1001 Nights (4) Abraham (11) Aphrodite (3) Apocalypse (6) Apollo (4) Arabian (4) Artemis (5) Athena (3) Bard (1) Ben Slater (13) Bible (43) Celtic (2) Character File (2) Chinese (1) Christian (1) Conferences (29) creation myths (15) Criminalelement (11) Dark Winds (22) Demeter (10) Don Iverson (4) Eden (5) Enchanter (16) essay (9) F3 (360) (1) Fairy Tales (14) Family (2) Flood Myth (8) Flynn (67) Greek (50) Guest (1) Hades (10) Hercules (6) Hindu (2) History Prof (22) Holiday (12) Holiday Myths (6) Incan (1) Iranian (2) Japanese (1) Job (21) Knowledge Myths (3) Library (8) Life (121) Love Gods (4) M3 (152) map (13) Matt Allen (109) Metamyth (5) Misc Flash (36) monthly chart (21) Movies (6) Myth Law (2) Myth Media (4) NaNoWriMo (20) Noah (5) noir (9) Norse (10) Odyssey (7) Persephone (13) Persian (1) Poseidon (1) Prometheus (5) publishing (24) ramble (111) Review (1) Sam Faraday (26) Samson (10) Sci Fi (15) science (1) Serial (24) short story (14) Spotlight (8) Storm Riders (48) Teaching (136) Tech (18) Transformation (5) Travel (27) TV (10) TV Myth (1) Underworld (6) Vacation (15) vampires (18) W3 (11) Writing (166) Writing Tools (15) Zeus (7)
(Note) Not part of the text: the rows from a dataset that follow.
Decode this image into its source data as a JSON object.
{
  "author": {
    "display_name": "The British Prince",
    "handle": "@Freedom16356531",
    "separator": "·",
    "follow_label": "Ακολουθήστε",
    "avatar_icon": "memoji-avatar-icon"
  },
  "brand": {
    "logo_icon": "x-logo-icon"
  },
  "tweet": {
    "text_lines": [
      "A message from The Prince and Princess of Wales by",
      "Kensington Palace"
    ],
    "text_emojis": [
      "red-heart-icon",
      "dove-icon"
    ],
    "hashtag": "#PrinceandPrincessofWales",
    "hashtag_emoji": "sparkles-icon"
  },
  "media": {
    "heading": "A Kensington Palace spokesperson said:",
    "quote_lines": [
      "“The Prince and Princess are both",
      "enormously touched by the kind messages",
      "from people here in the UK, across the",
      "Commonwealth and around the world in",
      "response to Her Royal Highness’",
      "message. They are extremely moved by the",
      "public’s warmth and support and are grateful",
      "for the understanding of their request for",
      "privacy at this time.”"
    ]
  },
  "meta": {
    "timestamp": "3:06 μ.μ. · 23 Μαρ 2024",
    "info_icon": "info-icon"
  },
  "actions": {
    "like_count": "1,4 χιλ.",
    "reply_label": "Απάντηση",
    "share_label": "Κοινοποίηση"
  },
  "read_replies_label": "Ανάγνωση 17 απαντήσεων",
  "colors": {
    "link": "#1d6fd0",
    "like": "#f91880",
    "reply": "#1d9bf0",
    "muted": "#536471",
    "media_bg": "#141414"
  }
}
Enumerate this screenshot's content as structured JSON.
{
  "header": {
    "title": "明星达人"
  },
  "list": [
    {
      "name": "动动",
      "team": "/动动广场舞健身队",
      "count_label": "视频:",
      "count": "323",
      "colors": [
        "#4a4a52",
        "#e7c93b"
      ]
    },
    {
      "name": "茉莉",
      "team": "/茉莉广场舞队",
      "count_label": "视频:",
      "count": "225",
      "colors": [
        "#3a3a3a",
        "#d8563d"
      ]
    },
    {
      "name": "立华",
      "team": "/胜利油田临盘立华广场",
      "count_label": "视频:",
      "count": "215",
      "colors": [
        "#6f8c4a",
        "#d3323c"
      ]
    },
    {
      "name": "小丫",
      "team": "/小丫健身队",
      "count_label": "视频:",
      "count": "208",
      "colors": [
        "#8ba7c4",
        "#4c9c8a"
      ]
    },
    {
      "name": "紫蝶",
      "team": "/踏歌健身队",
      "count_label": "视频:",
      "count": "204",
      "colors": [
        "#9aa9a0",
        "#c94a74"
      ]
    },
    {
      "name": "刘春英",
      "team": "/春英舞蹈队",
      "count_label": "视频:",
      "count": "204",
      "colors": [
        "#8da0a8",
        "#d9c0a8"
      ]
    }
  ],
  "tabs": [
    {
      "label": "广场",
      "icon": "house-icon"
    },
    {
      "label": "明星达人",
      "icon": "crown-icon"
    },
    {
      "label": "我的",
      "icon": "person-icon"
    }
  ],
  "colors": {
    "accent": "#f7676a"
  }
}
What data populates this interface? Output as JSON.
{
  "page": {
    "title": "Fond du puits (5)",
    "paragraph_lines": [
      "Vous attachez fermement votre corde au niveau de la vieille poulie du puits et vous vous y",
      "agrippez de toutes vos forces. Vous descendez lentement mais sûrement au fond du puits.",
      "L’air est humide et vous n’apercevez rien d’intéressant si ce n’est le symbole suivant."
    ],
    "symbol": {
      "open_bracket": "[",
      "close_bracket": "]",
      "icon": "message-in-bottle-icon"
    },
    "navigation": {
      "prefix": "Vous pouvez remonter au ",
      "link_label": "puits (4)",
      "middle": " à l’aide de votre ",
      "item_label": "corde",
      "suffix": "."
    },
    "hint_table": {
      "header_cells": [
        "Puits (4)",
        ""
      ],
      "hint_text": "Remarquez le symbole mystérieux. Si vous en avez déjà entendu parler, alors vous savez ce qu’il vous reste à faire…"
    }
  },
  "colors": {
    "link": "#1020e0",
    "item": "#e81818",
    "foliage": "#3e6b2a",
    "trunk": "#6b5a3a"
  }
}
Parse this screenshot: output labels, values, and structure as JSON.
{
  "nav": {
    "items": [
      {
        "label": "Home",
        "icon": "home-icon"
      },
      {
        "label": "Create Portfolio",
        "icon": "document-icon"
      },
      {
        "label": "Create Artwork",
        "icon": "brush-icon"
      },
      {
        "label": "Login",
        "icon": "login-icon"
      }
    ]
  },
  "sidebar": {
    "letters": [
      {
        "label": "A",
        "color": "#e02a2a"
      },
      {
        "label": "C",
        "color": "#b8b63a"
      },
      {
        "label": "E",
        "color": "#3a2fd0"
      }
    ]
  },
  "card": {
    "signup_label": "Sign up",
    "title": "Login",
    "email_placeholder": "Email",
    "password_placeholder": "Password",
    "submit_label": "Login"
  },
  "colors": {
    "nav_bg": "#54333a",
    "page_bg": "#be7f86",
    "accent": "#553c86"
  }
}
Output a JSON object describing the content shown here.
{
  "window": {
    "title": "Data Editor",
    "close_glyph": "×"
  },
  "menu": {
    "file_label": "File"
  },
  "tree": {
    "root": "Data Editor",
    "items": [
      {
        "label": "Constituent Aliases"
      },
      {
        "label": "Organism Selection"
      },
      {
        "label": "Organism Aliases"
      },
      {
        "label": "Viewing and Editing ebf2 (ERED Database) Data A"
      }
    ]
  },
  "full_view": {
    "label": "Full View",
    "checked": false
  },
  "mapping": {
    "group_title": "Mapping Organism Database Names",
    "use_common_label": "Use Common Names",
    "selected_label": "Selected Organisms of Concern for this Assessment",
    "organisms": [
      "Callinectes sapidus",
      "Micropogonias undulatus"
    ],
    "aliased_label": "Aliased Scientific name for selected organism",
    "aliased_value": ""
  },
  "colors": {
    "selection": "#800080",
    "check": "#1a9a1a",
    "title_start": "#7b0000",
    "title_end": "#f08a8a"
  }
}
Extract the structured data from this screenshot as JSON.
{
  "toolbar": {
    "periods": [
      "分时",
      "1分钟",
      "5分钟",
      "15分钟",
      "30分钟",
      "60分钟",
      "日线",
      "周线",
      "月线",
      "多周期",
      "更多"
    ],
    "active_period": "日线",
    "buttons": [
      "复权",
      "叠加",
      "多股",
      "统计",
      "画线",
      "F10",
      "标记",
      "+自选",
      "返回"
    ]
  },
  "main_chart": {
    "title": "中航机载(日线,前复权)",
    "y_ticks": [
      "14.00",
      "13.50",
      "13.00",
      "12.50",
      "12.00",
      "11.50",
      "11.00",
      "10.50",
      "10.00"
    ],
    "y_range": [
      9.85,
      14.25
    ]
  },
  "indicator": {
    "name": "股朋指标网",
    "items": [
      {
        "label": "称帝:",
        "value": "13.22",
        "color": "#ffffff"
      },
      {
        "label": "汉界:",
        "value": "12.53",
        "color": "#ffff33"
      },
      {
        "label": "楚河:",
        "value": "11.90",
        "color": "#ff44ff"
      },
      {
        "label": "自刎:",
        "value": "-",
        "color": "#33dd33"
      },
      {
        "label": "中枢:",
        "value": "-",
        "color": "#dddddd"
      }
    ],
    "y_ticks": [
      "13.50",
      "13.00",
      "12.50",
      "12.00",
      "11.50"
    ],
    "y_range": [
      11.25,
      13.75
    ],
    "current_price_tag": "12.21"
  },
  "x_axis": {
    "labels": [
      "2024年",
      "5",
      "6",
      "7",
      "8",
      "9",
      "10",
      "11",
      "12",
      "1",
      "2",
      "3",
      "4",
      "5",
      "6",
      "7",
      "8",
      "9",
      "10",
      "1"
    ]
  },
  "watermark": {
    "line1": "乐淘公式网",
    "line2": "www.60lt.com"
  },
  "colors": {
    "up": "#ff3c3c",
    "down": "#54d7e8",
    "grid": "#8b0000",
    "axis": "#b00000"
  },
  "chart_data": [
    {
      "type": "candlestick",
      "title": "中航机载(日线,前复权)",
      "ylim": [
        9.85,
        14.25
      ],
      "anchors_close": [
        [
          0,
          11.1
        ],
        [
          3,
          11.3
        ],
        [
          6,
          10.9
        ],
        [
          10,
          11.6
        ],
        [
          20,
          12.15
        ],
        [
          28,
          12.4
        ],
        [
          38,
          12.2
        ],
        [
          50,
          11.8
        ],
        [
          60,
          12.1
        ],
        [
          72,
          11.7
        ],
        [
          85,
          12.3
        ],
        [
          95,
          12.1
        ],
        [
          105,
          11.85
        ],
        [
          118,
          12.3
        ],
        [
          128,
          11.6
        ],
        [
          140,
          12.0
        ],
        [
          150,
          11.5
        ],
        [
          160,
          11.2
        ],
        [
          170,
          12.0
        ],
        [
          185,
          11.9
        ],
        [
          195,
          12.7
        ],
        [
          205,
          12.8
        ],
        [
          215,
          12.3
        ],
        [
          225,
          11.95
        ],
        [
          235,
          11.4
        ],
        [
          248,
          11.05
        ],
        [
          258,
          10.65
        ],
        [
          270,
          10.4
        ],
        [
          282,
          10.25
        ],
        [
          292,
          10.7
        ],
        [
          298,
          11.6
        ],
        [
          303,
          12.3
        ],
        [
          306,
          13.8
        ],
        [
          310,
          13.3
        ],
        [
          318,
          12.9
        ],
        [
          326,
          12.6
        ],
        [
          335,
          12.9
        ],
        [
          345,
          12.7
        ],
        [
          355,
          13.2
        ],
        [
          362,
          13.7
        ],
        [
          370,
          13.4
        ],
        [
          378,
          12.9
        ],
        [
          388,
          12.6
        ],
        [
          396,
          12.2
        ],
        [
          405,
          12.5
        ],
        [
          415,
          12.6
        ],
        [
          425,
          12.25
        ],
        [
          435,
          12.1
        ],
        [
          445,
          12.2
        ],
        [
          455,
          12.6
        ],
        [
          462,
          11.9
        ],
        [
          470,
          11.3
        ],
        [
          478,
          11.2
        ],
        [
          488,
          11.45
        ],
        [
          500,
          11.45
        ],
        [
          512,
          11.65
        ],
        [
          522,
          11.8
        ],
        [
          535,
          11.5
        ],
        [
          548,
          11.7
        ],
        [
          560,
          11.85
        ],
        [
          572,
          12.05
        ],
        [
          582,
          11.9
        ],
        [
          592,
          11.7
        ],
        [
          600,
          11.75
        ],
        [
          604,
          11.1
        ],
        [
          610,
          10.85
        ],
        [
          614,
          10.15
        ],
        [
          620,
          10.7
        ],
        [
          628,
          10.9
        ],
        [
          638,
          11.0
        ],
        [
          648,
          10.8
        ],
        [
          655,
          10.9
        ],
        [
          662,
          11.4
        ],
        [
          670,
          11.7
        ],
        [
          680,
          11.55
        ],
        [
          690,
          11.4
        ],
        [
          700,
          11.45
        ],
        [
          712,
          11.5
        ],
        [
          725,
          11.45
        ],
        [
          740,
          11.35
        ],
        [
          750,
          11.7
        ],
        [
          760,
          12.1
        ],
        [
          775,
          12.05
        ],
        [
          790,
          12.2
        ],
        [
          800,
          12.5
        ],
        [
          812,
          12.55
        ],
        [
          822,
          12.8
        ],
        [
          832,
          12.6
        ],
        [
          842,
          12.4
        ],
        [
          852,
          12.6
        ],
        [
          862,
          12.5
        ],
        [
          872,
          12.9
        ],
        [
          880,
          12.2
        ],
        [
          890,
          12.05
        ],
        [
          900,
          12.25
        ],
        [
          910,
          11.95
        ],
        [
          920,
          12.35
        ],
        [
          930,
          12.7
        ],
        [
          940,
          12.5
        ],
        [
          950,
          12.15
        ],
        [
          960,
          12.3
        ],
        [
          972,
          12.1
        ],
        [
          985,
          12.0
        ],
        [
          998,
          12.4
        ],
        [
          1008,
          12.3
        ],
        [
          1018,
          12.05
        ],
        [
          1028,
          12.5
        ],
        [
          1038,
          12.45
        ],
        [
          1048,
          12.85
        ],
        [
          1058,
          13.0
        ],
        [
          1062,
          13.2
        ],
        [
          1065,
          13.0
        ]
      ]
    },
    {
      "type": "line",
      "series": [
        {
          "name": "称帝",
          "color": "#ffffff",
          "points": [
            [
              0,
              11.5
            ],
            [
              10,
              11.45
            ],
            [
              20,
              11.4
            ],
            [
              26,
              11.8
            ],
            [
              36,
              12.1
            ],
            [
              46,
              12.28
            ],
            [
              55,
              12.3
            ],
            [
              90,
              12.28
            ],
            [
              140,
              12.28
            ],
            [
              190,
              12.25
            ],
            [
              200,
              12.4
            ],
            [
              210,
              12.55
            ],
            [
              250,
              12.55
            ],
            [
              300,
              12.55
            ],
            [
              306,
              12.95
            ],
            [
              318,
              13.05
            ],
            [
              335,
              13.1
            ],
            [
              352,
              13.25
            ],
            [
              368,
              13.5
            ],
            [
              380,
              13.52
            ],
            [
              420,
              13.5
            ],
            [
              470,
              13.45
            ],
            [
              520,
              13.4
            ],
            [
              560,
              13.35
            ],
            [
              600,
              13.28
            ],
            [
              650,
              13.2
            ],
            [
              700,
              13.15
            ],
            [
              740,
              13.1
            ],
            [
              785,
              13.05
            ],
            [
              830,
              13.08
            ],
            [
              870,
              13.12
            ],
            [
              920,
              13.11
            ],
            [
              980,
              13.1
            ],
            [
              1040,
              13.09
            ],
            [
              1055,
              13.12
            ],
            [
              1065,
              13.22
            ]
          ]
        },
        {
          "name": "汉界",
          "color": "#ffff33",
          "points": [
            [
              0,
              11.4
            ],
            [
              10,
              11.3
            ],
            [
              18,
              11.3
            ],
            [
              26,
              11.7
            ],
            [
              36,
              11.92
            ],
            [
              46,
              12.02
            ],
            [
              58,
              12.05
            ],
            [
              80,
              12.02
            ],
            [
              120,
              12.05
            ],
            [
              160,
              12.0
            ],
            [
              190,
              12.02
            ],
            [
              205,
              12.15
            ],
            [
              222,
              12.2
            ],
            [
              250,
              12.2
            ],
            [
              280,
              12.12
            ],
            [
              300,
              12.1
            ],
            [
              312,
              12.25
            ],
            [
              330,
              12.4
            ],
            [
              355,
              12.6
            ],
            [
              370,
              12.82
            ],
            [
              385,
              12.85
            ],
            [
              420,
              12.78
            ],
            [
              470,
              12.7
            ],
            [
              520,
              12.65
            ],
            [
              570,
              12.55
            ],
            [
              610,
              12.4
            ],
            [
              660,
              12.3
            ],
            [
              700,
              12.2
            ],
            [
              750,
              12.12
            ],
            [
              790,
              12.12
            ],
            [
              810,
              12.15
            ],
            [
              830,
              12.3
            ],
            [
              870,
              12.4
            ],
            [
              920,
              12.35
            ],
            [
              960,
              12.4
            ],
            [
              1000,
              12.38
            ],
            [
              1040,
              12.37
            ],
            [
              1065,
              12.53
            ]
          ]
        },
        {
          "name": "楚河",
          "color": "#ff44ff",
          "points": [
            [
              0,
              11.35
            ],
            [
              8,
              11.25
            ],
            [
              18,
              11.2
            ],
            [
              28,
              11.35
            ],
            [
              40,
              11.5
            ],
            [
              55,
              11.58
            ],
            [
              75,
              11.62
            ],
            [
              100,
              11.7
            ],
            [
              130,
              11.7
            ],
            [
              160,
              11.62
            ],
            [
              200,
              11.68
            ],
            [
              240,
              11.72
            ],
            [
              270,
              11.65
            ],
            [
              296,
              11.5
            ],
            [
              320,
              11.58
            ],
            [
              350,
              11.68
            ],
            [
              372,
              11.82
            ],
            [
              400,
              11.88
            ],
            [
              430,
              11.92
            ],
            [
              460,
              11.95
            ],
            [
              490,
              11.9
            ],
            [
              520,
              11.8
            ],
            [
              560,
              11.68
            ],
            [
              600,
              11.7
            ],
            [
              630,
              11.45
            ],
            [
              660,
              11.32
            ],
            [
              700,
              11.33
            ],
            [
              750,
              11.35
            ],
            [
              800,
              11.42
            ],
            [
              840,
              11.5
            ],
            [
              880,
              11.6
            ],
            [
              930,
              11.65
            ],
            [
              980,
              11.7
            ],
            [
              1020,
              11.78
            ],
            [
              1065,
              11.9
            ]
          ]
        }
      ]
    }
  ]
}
Wednesday, August 22, 2012

Language Logic

     I'm not a computer programmer, but I dabble.
     I dabbled with Excel, and became an Excel wizard. I dabble in Google Scripts. I'm starting to get it. I'm dabbling with interactive fiction, and even it has it's own little method. I've been struggling to figure out how it works, and after a week of intensive, independent study, I think I've finally got the method down of how it works.
      Which is when it hits me.
      Writing in a language is more about understanding the logic and conventions than anything else. When you can actually understand the logic and conventions, you can think in the language, which is the beginning of mastery.
      Academic writing is its own language. The part of academic writing that students struggle with are the logic and conventions of this new language. None of the vocabulary is any different, but understanding the mind of academic writing takes time and practice.
      Now how to impart this to my students. . . ?

No comments: